Hariri, a wealthy entrepreneur turned politician, was killed in a February 2005 Beirut bombing. His supporters say Hariri stood up for Lebanese sovereignty and against Syrian influence and for that, he paid the ultimate price.
His death prompted mass protests known as the Cedar Revolution that led to the withdrawal of Syrian troops, in Lebanon for almost three decades.
But Lebanon remained divided over the tribunal's investigation. The pro-Western Hariri camp welcomed the probe; Hezbollah's Shiite supporters denounced it.
In anticipation of the indictments, Hezbollah raged against the tribunal by saying the United States sought to discredit Hezbollah and that Israel was to blame for the assassination. Israel has denied that claim.
Hezbollah leader Hassan Nasrallah also made it clear that the group would not tolerate accusations against its own.
"We absolutely reject accusing any Hezbollah member of the killing of Hariri," Nasrallah said last year. "We will not accept any indictment to anyone in Hezbollah."
That's a threat no one in Lebanon should take lightly, said Michael Singh, managing director of The Washington Institute and a former senior director for Middle East affairs at the National Security Council.
He said Hezbollah is the only militia in Lebanon that has not disarmed and it has not hesitated to intimidate people through violence. The indictments mean that the militant group will have to implement whatever strategy it has devised to avoid accountability for a horrific crime, Singh said.
"This puts Hezbollah's partners in government in a real bind," Singh said.
In a bind because in January, the rift over the tribunal prompted Hezbollah to collapse the government of Saad Hariri, the slain leader's son. Hezbollah and its pro-Syrian allies now form a majority in Lebanon's Parliament.

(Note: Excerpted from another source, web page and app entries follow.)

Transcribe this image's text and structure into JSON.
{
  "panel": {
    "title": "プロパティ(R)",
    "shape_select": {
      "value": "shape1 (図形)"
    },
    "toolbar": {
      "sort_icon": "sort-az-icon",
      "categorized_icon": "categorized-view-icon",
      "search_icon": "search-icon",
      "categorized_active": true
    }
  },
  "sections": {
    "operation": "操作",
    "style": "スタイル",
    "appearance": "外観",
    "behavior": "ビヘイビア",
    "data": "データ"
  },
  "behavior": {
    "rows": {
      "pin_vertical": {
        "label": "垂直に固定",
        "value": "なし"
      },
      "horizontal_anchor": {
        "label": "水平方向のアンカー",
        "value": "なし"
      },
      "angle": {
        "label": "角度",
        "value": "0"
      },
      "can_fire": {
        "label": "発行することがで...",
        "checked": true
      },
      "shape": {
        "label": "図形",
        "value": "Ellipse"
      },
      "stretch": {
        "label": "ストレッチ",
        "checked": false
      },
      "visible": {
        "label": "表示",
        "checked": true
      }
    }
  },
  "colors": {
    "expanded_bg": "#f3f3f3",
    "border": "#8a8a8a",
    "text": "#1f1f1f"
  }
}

The Hezbollah domination was seen as a huge comeback for Syria, which, said Singh, has never really accepted Lebanon as a sovereign state and has asserted its influence in Lebanon for years.
The new prime minister, Najib Mikati, announced a new cabinet only this month and said Thursday that the "delicate situation" Lebanon is experiencing "requires us to be wise" and avert civil strife.
But Lebanese authorities, outmuscled by Hezbollah's fighters, do not have the capability to arrest or deliver suspects for trial, said Young, the Beirut author. They must choose between whether to cooperate in the international justice process or stick by Hezbollah, designated as a terrorist group by the U.S. State Department.
Because Hezbollah nor Syria -- if Syrians are indicted -- will participate in the judicial process, it will be important for world powers to remain committed to the case, Singh said.
"Holding Hezbollah and Syria accountable for this is not going to be easy ... so this will take a lot of will power by the international community."
Otherwise, the ghost of a dead man could continue to haunt the Arab nation.
CNN's Rima Maktabi and Arwa Damon contributed to this report.